*** Data to examine ***

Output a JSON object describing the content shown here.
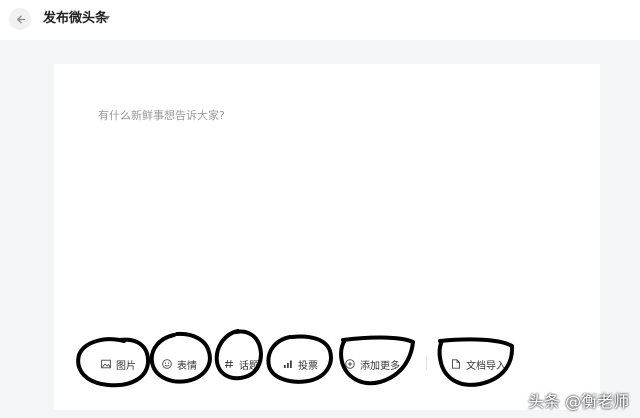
{
  "header": {
    "title": "发布微头条",
    "back_icon": "back-arrow-icon"
  },
  "editor": {
    "placeholder": "有什么新鲜事想告诉大家?"
  },
  "toolbar": {
    "items": [
      {
        "label": "图片",
        "icon": "image-icon"
      },
      {
        "label": "表情",
        "icon": "emoji-icon"
      },
      {
        "label": "话题",
        "icon": "hashtag-icon"
      },
      {
        "label": "投票",
        "icon": "poll-icon"
      },
      {
        "label": "添加更多",
        "icon": "plus-circle-icon"
      },
      {
        "label": "文档导入",
        "icon": "document-icon"
      }
    ]
  },
  "watermark": "头条 @衡老师",
  "colors": {
    "background": "#f4f5f6",
    "panel": "#ffffff",
    "annotation": "#000000"
  }
}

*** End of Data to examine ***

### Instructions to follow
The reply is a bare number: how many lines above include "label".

### Final answer
6